▶ What the task requires
Lines from the one containing "Decode this image" through the last line of the records below need to be repeated exactly; nothing else, and no pictures.

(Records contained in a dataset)
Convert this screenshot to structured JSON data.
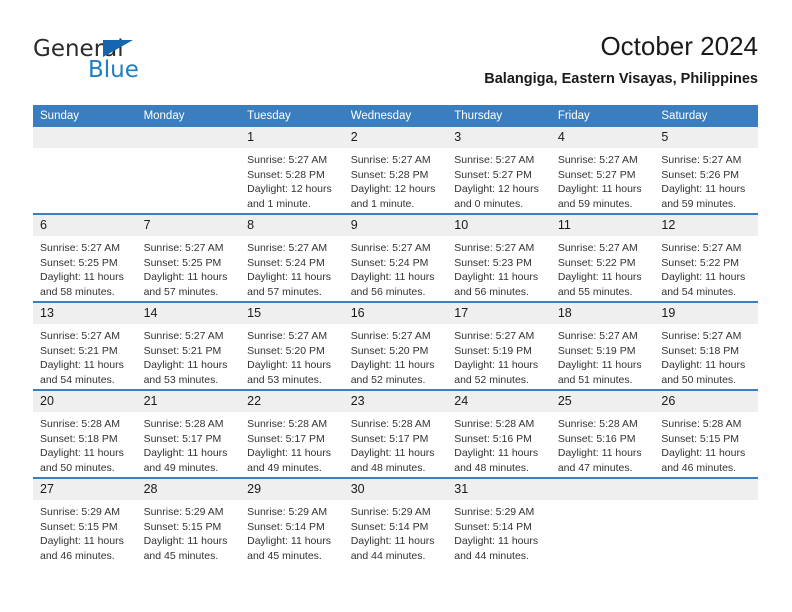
{
  "logo": {
    "text_primary": "General",
    "text_secondary": "Blue",
    "primary_color": "#2b2b2b",
    "secondary_color": "#1f7ec4",
    "triangle_color": "#1565b0"
  },
  "header": {
    "title": "October 2024",
    "subtitle": "Balangiga, Eastern Visayas, Philippines"
  },
  "theme": {
    "header_row_bg": "#3a7ebf",
    "header_row_text": "#ffffff",
    "daynum_bg": "#efefef",
    "row_divider": "#3a7ebf",
    "body_text": "#333333"
  },
  "weekday_headers": [
    "Sunday",
    "Monday",
    "Tuesday",
    "Wednesday",
    "Thursday",
    "Friday",
    "Saturday"
  ],
  "weeks": [
    [
      {
        "day": "",
        "blank": true,
        "sunrise": "",
        "sunset": "",
        "daylight": ""
      },
      {
        "day": "",
        "blank": true,
        "sunrise": "",
        "sunset": "",
        "daylight": ""
      },
      {
        "day": "1",
        "sunrise": "Sunrise: 5:27 AM",
        "sunset": "Sunset: 5:28 PM",
        "daylight": "Daylight: 12 hours and 1 minute."
      },
      {
        "day": "2",
        "sunrise": "Sunrise: 5:27 AM",
        "sunset": "Sunset: 5:28 PM",
        "daylight": "Daylight: 12 hours and 1 minute."
      },
      {
        "day": "3",
        "sunrise": "Sunrise: 5:27 AM",
        "sunset": "Sunset: 5:27 PM",
        "daylight": "Daylight: 12 hours and 0 minutes."
      },
      {
        "day": "4",
        "sunrise": "Sunrise: 5:27 AM",
        "sunset": "Sunset: 5:27 PM",
        "daylight": "Daylight: 11 hours and 59 minutes."
      },
      {
        "day": "5",
        "sunrise": "Sunrise: 5:27 AM",
        "sunset": "Sunset: 5:26 PM",
        "daylight": "Daylight: 11 hours and 59 minutes."
      }
    ],
    [
      {
        "day": "6",
        "sunrise": "Sunrise: 5:27 AM",
        "sunset": "Sunset: 5:25 PM",
        "daylight": "Daylight: 11 hours and 58 minutes."
      },
      {
        "day": "7",
        "sunrise": "Sunrise: 5:27 AM",
        "sunset": "Sunset: 5:25 PM",
        "daylight": "Daylight: 11 hours and 57 minutes."
      },
      {
        "day": "8",
        "sunrise": "Sunrise: 5:27 AM",
        "sunset": "Sunset: 5:24 PM",
        "daylight": "Daylight: 11 hours and 57 minutes."
      },
      {
        "day": "9",
        "sunrise": "Sunrise: 5:27 AM",
        "sunset": "Sunset: 5:24 PM",
        "daylight": "Daylight: 11 hours and 56 minutes."
      },
      {
        "day": "10",
        "sunrise": "Sunrise: 5:27 AM",
        "sunset": "Sunset: 5:23 PM",
        "daylight": "Daylight: 11 hours and 56 minutes."
      },
      {
        "day": "11",
        "sunrise": "Sunrise: 5:27 AM",
        "sunset": "Sunset: 5:22 PM",
        "daylight": "Daylight: 11 hours and 55 minutes."
      },
      {
        "day": "12",
        "sunrise": "Sunrise: 5:27 AM",
        "sunset": "Sunset: 5:22 PM",
        "daylight": "Daylight: 11 hours and 54 minutes."
      }
    ],
    [
      {
        "day": "13",
        "sunrise": "Sunrise: 5:27 AM",
        "sunset": "Sunset: 5:21 PM",
        "daylight": "Daylight: 11 hours and 54 minutes."
      },
      {
        "day": "14",
        "sunrise": "Sunrise: 5:27 AM",
        "sunset": "Sunset: 5:21 PM",
        "daylight": "Daylight: 11 hours and 53 minutes."
      },
      {
        "day": "15",
        "sunrise": "Sunrise: 5:27 AM",
        "sunset": "Sunset: 5:20 PM",
        "daylight": "Daylight: 11 hours and 53 minutes."
      },
      {
        "day": "16",
        "sunrise": "Sunrise: 5:27 AM",
        "sunset": "Sunset: 5:20 PM",
        "daylight": "Daylight: 11 hours and 52 minutes."
      },
      {
        "day": "17",
        "sunrise": "Sunrise: 5:27 AM",
        "sunset": "Sunset: 5:19 PM",
        "daylight": "Daylight: 11 hours and 52 minutes."
      },
      {
        "day": "18",
        "sunrise": "Sunrise: 5:27 AM",
        "sunset": "Sunset: 5:19 PM",
        "daylight": "Daylight: 11 hours and 51 minutes."
      },
      {
        "day": "19",
        "sunrise": "Sunrise: 5:27 AM",
        "sunset": "Sunset: 5:18 PM",
        "daylight": "Daylight: 11 hours and 50 minutes."
      }
    ],
    [
      {
        "day": "20",
        "sunrise": "Sunrise: 5:28 AM",
        "sunset": "Sunset: 5:18 PM",
        "daylight": "Daylight: 11 hours and 50 minutes."
      },
      {
        "day": "21",
        "sunrise": "Sunrise: 5:28 AM",
        "sunset": "Sunset: 5:17 PM",
        "daylight": "Daylight: 11 hours and 49 minutes."
      },
      {
        "day": "22",
        "sunrise": "Sunrise: 5:28 AM",
        "sunset": "Sunset: 5:17 PM",
        "daylight": "Daylight: 11 hours and 49 minutes."
      },
      {
        "day": "23",
        "sunrise": "Sunrise: 5:28 AM",
        "sunset": "Sunset: 5:17 PM",
        "daylight": "Daylight: 11 hours and 48 minutes."
      },
      {
        "day": "24",
        "sunrise": "Sunrise: 5:28 AM",
        "sunset": "Sunset: 5:16 PM",
        "daylight": "Daylight: 11 hours and 48 minutes."
      },
      {
        "day": "25",
        "sunrise": "Sunrise: 5:28 AM",
        "sunset": "Sunset: 5:16 PM",
        "daylight": "Daylight: 11 hours and 47 minutes."
      },
      {
        "day": "26",
        "sunrise": "Sunrise: 5:28 AM",
        "sunset": "Sunset: 5:15 PM",
        "daylight": "Daylight: 11 hours and 46 minutes."
      }
    ],
    [
      {
        "day": "27",
        "sunrise": "Sunrise: 5:29 AM",
        "sunset": "Sunset: 5:15 PM",
        "daylight": "Daylight: 11 hours and 46 minutes."
      },
      {
        "day": "28",
        "sunrise": "Sunrise: 5:29 AM",
        "sunset": "Sunset: 5:15 PM",
        "daylight": "Daylight: 11 hours and 45 minutes."
      },
      {
        "day": "29",
        "sunrise": "Sunrise: 5:29 AM",
        "sunset": "Sunset: 5:14 PM",
        "daylight": "Daylight: 11 hours and 45 minutes."
      },
      {
        "day": "30",
        "sunrise": "Sunrise: 5:29 AM",
        "sunset": "Sunset: 5:14 PM",
        "daylight": "Daylight: 11 hours and 44 minutes."
      },
      {
        "day": "31",
        "sunrise": "Sunrise: 5:29 AM",
        "sunset": "Sunset: 5:14 PM",
        "daylight": "Daylight: 11 hours and 44 minutes."
      },
      {
        "day": "",
        "blank": true,
        "sunrise": "",
        "sunset": "",
        "daylight": ""
      },
      {
        "day": "",
        "blank": true,
        "sunrise": "",
        "sunset": "",
        "daylight": ""
      }
    ]
  ]
}
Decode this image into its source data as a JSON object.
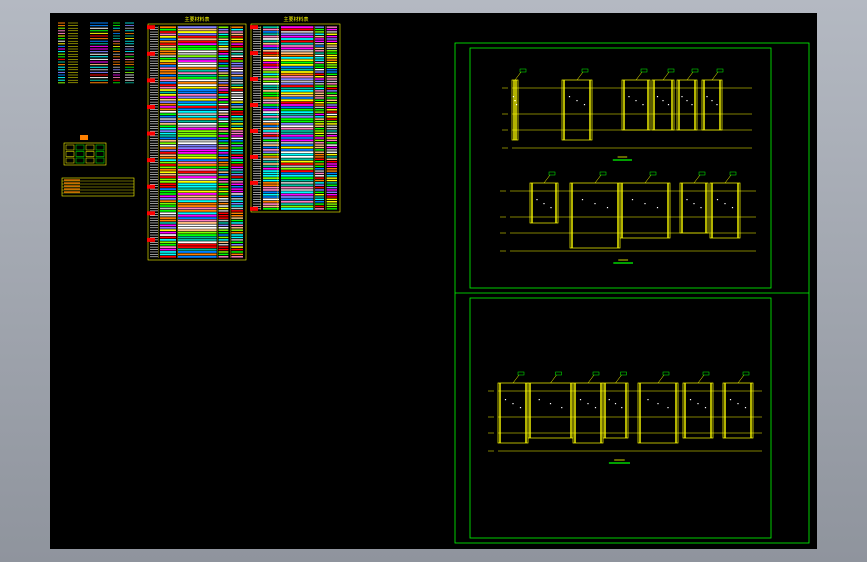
{
  "canvas": {
    "background": "#000000",
    "frame_color": "#00ff00",
    "line_color": "#ffff00"
  },
  "tables": [
    {
      "title": "主要材料表",
      "color": "#ffff00"
    },
    {
      "title": "主要材料表",
      "color": "#ffff00"
    }
  ],
  "drawings": [
    {
      "caption": "",
      "color": "#ffff00"
    },
    {
      "caption": "",
      "color": "#ffff00"
    },
    {
      "caption": "",
      "color": "#ffff00"
    }
  ],
  "palette": [
    "#ff0000",
    "#00ff00",
    "#ffff00",
    "#00ffff",
    "#ff00ff",
    "#ffffff",
    "#ff8000",
    "#0080ff",
    "#80ff00",
    "#ff80c0",
    "#c0c0c0",
    "#ffc080",
    "#8080ff",
    "#00c0a0"
  ]
}
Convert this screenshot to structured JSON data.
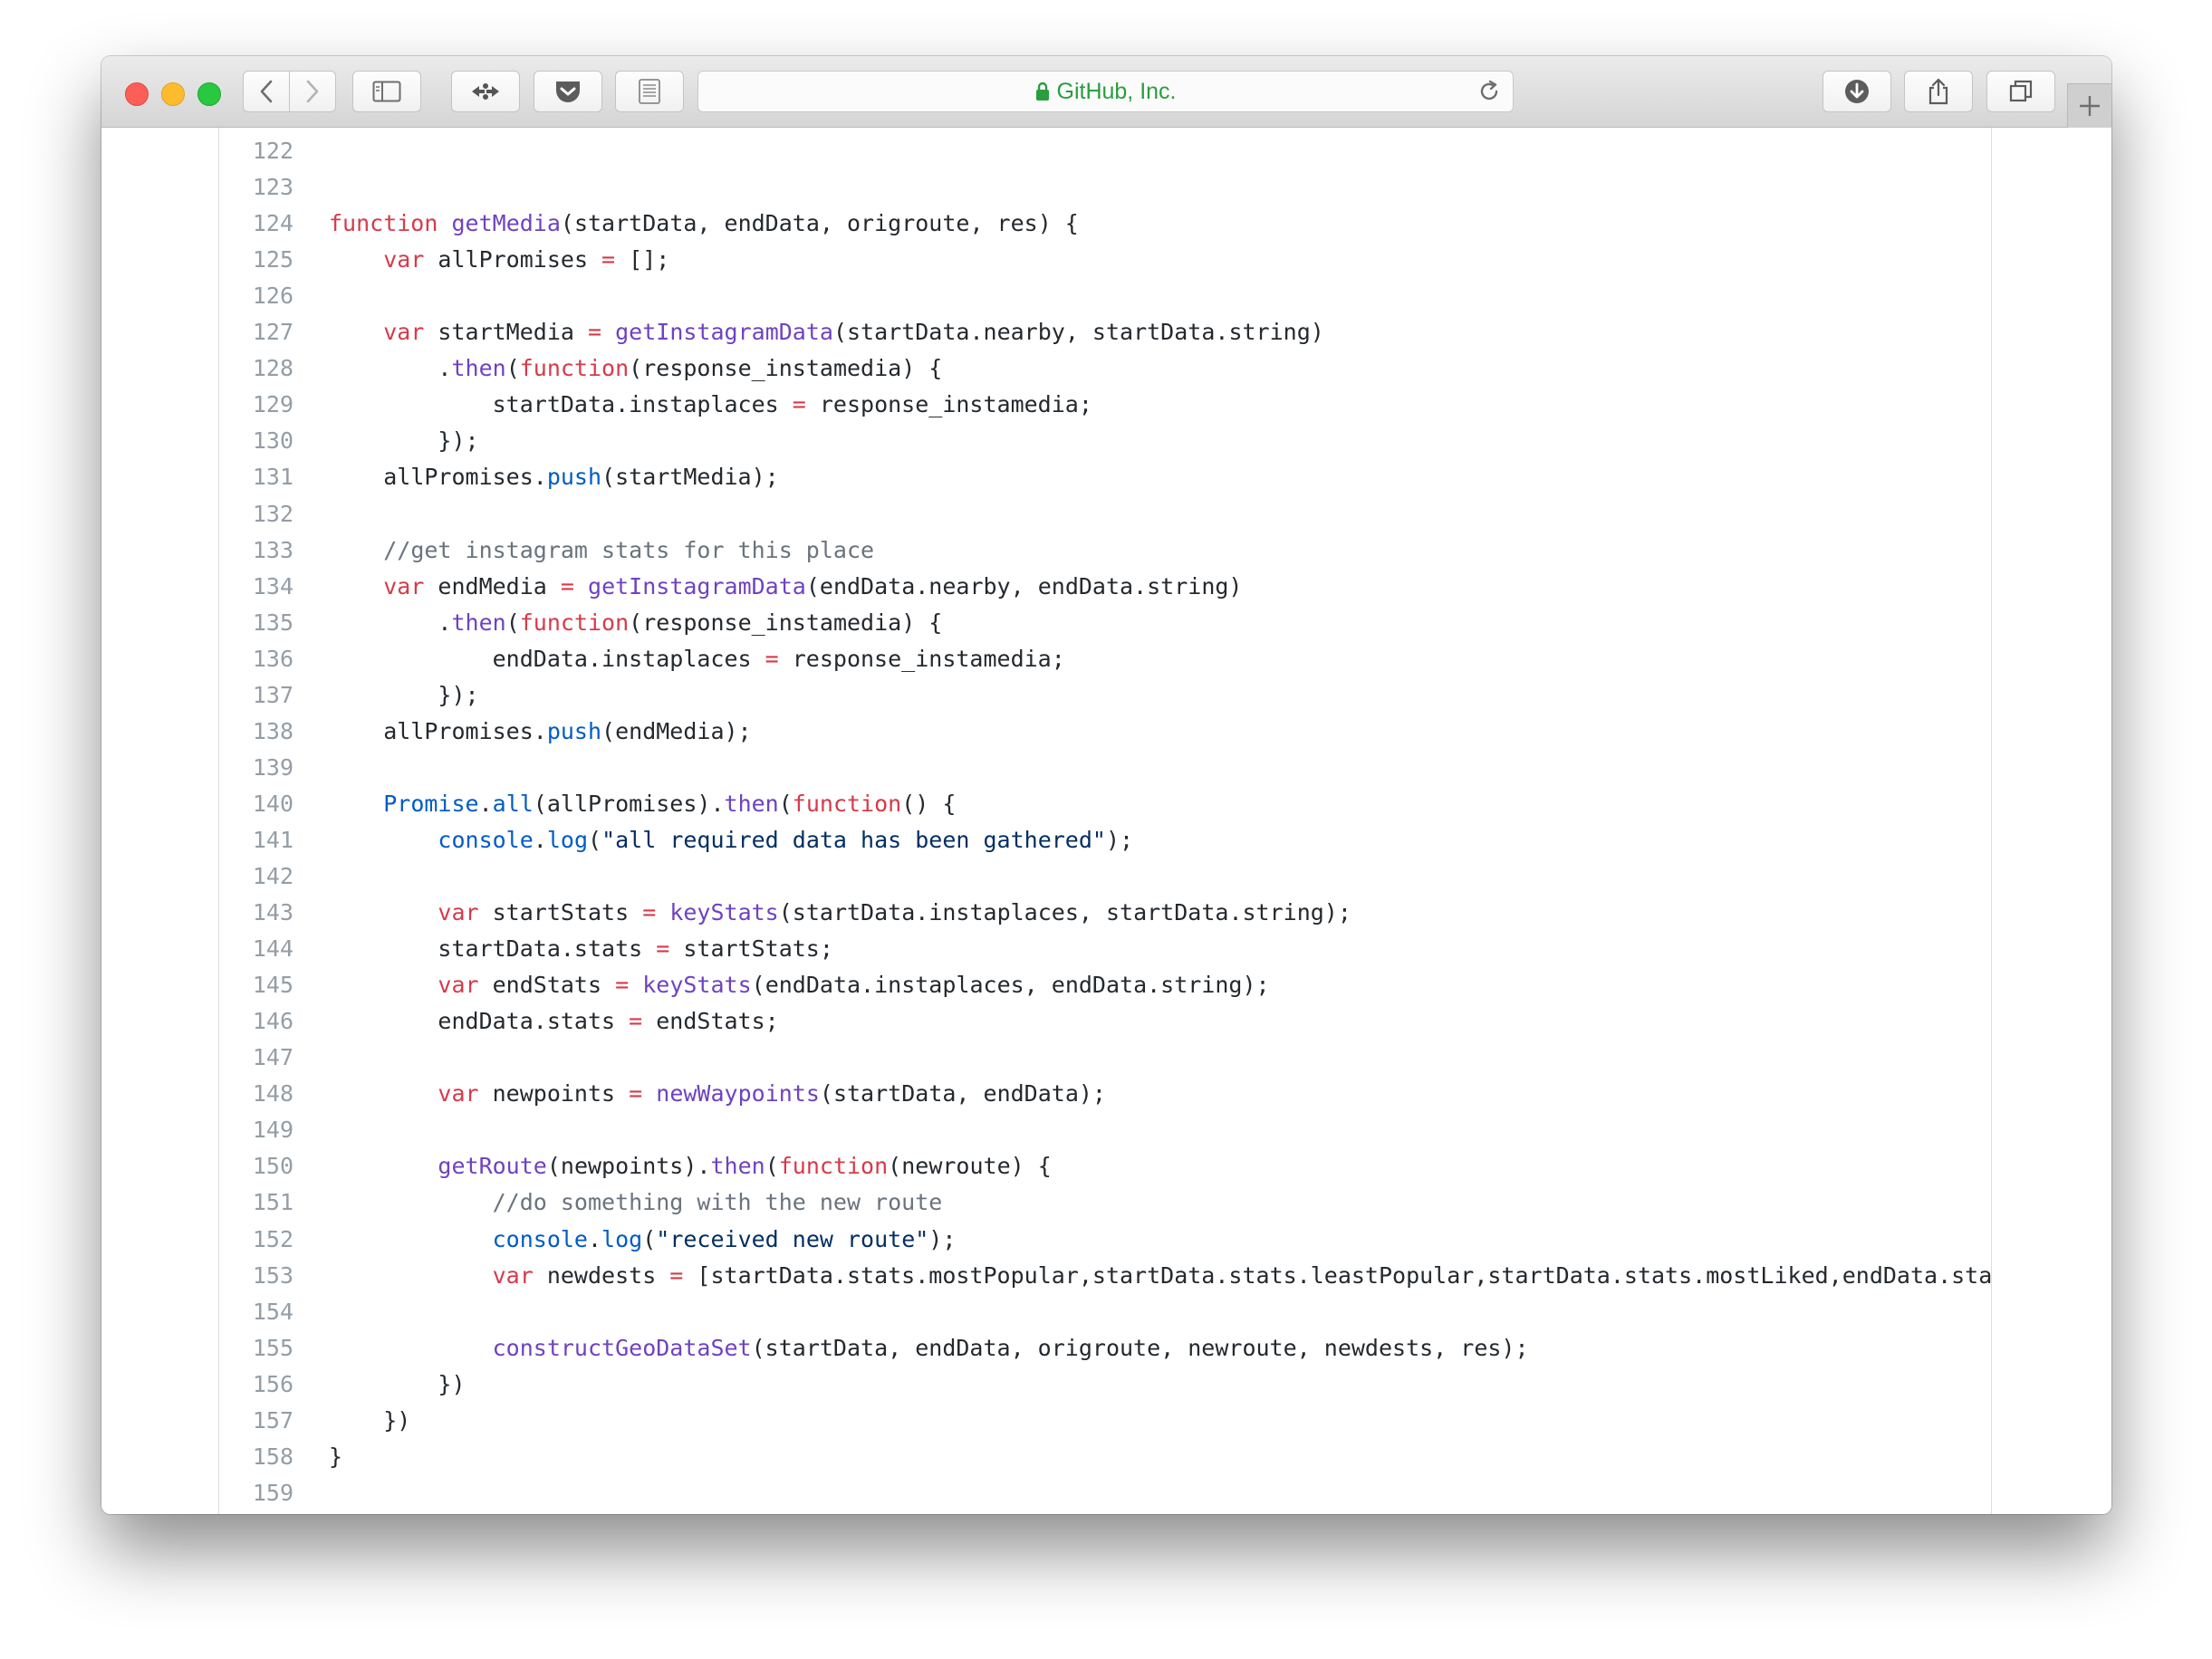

▶ Reply to the task
Decode this image into its source data as a JSON object.
{
  "canvas": {
    "background": "#000000",
    "frame_color": "#00ff00",
    "line_color": "#ffff00"
  },
  "tables": [
    {
      "title": "主要材料表",
      "color": "#ffff00"
    },
    {
      "title": "主要材料表",
      "color": "#ffff00"
    }
  ],
  "drawings": [
    {
      "caption": "",
      "color": "#ffff00"
    },
    {
      "caption": "",
      "color": "#ffff00"
    },
    {
      "caption": "",
      "color": "#ffff00"
    }
  ],
  "palette": [
    "#ff0000",
    "#00ff00",
    "#ffff00",
    "#00ffff",
    "#ff00ff",
    "#ffffff",
    "#ff8000",
    "#0080ff",
    "#80ff00",
    "#ff80c0",
    "#c0c0c0",
    "#ffc080",
    "#8080ff",
    "#00c0a0"
  ]
}
Convert this screenshot to structured JSON data.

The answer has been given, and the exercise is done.